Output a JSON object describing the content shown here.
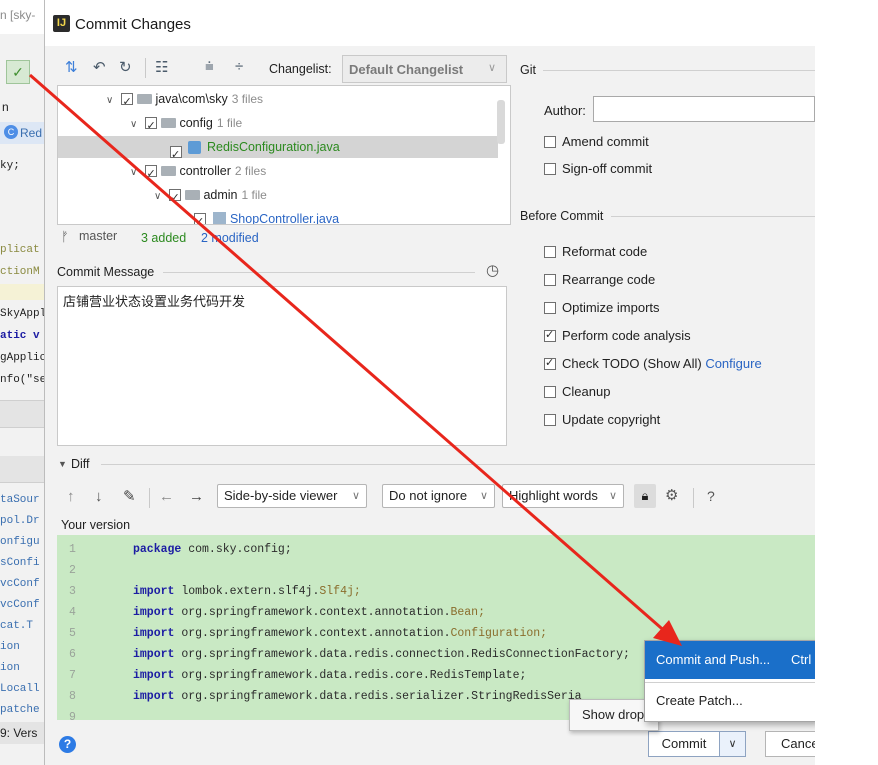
{
  "background_ide": {
    "title_fragment": "n [sky-",
    "left_label": "n",
    "tab_label": "Red",
    "code_fragments": [
      "ky;",
      "plicat",
      "ctionM",
      "SkyAppl",
      "atic v",
      "gApplic",
      "nfo(\"se"
    ],
    "list_fragments": [
      "taSour",
      "pol.Dr",
      "onfigu",
      "sConfi",
      "vcConf",
      "vcConf",
      "cat.T",
      "ion",
      "ion",
      "Locall",
      "patche"
    ],
    "bottom_tab": "9: Vers"
  },
  "dialog": {
    "title": "Commit Changes",
    "app_icon_letter": "IJ",
    "toolbar": {
      "changelist_label": "Changelist:",
      "changelist_value": "Default Changelist"
    },
    "tree": [
      {
        "name": "java\\com\\sky",
        "meta": "3 files",
        "checked": true,
        "type": "folder"
      },
      {
        "name": "config",
        "meta": "1 file",
        "checked": true,
        "type": "folder"
      },
      {
        "name": "RedisConfiguration.java",
        "meta": "",
        "checked": true,
        "type": "file"
      },
      {
        "name": "controller",
        "meta": "2 files",
        "checked": true,
        "type": "folder"
      },
      {
        "name": "admin",
        "meta": "1 file",
        "checked": true,
        "type": "folder"
      },
      {
        "name": "ShopController.java",
        "meta": "",
        "checked": true,
        "type": "file"
      }
    ],
    "branch": "master",
    "added": "3 added",
    "modified": "2 modified",
    "commit_message_label": "Commit Message",
    "commit_message": "店铺营业状态设置业务代码开发",
    "git": {
      "section_label": "Git",
      "author_label": "Author:",
      "author_value": "",
      "amend_label": "Amend commit",
      "signoff_label": "Sign-off commit"
    },
    "before_commit": {
      "section_label": "Before Commit",
      "options": [
        {
          "label": "Reformat code",
          "checked": false
        },
        {
          "label": "Rearrange code",
          "checked": false
        },
        {
          "label": "Optimize imports",
          "checked": false
        },
        {
          "label": "Perform code analysis",
          "checked": true
        },
        {
          "label": "Check TODO (Show All)",
          "checked": true
        },
        {
          "label": "Cleanup",
          "checked": false
        },
        {
          "label": "Update copyright",
          "checked": false
        }
      ],
      "configure_link": "Configure"
    },
    "diff": {
      "section_label": "Diff",
      "viewer": "Side-by-side viewer",
      "ignore": "Do not ignore",
      "highlight": "Highlight words",
      "help": "?",
      "version_label": "Your version",
      "code_lines": [
        {
          "n": "1",
          "kw": "package",
          "rest": " com.sky.config;",
          "cls": ""
        },
        {
          "n": "2",
          "kw": "",
          "rest": "",
          "cls": ""
        },
        {
          "n": "3",
          "kw": "import",
          "rest": " lombok.extern.slf4j.",
          "cls": "Slf4j;"
        },
        {
          "n": "4",
          "kw": "import",
          "rest": " org.springframework.context.annotation.",
          "cls": "Bean;"
        },
        {
          "n": "5",
          "kw": "import",
          "rest": " org.springframework.context.annotation.",
          "cls": "Configuration;"
        },
        {
          "n": "6",
          "kw": "import",
          "rest": " org.springframework.data.redis.connection.RedisConnectionFactory;",
          "cls": ""
        },
        {
          "n": "7",
          "kw": "import",
          "rest": " org.springframework.data.redis.core.RedisTemplate;",
          "cls": ""
        },
        {
          "n": "8",
          "kw": "import",
          "rest": " org.springframework.data.redis.serializer.StringRedisSeria",
          "cls": ""
        },
        {
          "n": "9",
          "kw": "",
          "rest": "",
          "cls": ""
        }
      ]
    },
    "popup": {
      "push_label": "Commit and Push...",
      "push_shortcut": "Ctrl",
      "patch_label": "Create Patch..."
    },
    "tooltip": "Show drop",
    "buttons": {
      "commit": "Commit",
      "cancel": "Cance",
      "help": "?"
    }
  },
  "colors": {
    "accent": "#1a6fc9",
    "diff_added_bg": "#c9e9c4",
    "file_added": "#2c8a1f",
    "link": "#2a65c4",
    "annotation_arrow": "#e8261c"
  }
}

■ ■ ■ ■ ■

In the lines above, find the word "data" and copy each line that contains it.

Response below:
          "rest": " org.springframework.data.redis.connection.RedisConnectionFactory;",
          "rest": " org.springframework.data.redis.core.RedisTemplate;",
          "rest": " org.springframework.data.redis.serializer.StringRedisSeria",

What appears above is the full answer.